These reforms could also lead to the creation of a new regulatory agency to coordinate pipeline infrastructure and transportation of gas to local distributors, as is the case with electricity and the National Electricity System Operator (ONS). However, the Temer administration’s proposed reforms to the Gas Law would shift the market regulatory function from the state governments to the National Petroleum and Biofuels Agency (ANP). In December 2017, the proposed Gas Law legislation failed to get a floor vote in Congress, due to mounting opposition organized by local distributors and their states’ congressional delegations. Furthermore, last week the government conceded to demands to keep regulation at the state level.
Petrobras and other gas-to-wire producers seek an exemption from the proposed rules governing local pipeline services, as they want to avoid yet another layer of red tape. Secretary of Gas and Petroleum Marcio Felix announced last week that conversations are under way with producers and distributors to overcome such regulatory challenges and “surgically” amend the proposed Gas Law for a congressional vote in May 2018. Federal Deputy Marcus Vicente, a Progressive Party (PP) member from the state of Espirito Santo, is sponsoring the bill. He and Secretary Felix will need to work together in the coming months to ensure that the president of the Senate, Eunicio Oliveira, agrees to a floor vote. (In early December, Oliveira adjourned the Senate without considering the new legislation.)
The natural gas market liberalization initiative also impacts Petrobras’ efforts to negotiate partnerships to mitigate the costs of modernizing the company’s refineries. The NOC has not yet adopted a clear JV or shareholding model, but discussions continue among prospective partners. Petrobras owns 14 refineries and retains control of nearly all of the nation’s installed capacity. Last July, the company announced discussions to form a partnership with China National Petroleum Corporation (CNPC) regarding the Rio de Janeiro refinery (COMPERJ).
A massive overhaul and expansion of the petrochemical plant was suspended when investments were halted in 2015, but the Chinese firm would supposedly finance the process’ final stages. COMPERJ’s expansion is aimed at meeting the upward consumption of diesel fuel, naphtha, jet fuel, coke and LPG. Last week, Petrobras CEO Pedro Parente announced that discussions were being finalized with Chinese investors to “inject capital” into the complex; the NOC signed a $590mn contract with Chinese firm Shandong Kerui Petroleum to finish construction of COMPERJ’s natural gas processing unit.

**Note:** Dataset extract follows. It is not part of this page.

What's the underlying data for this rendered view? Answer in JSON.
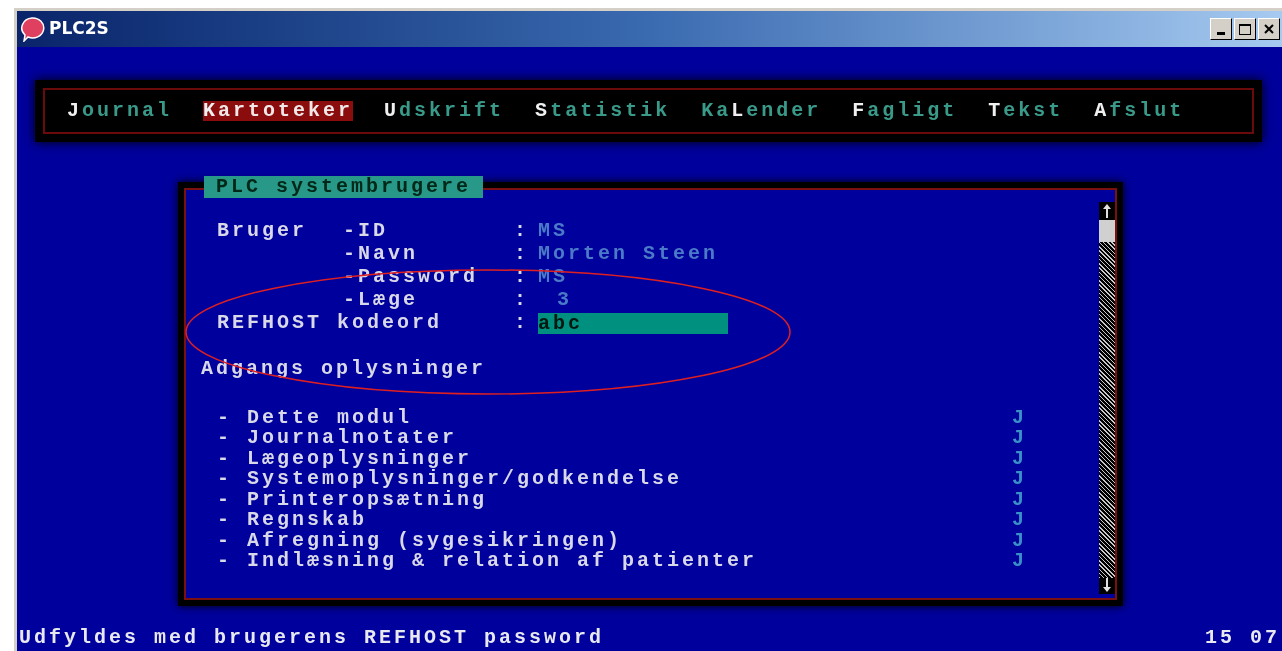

Petrobras is also studying the possible sale of shares of six refineries, including Landulpho Alves (Rnest) in the state of Bahia, Alberto Pasqualini (Refap) in Rio Grande do Sul, Presidente Getulio Vargas (Repar) in Parana, Duque de Caixas (Reduc) in Rio de Janeiro, Gabriel Passos (Regap) in Minas Gerais, and the newly constructed Abreu e Lima refinery in Pernambuco. These six facilities refine nearly half of all domestic gasoline and diesel production. Notably, the construction of Abreu e Lima and the expansion of COMPERJ were both subjects of the Lava Jato corruption investigations; massive contractor malfeasance was exposed, as were procurement kickbacks to Petrobras directors and political parties.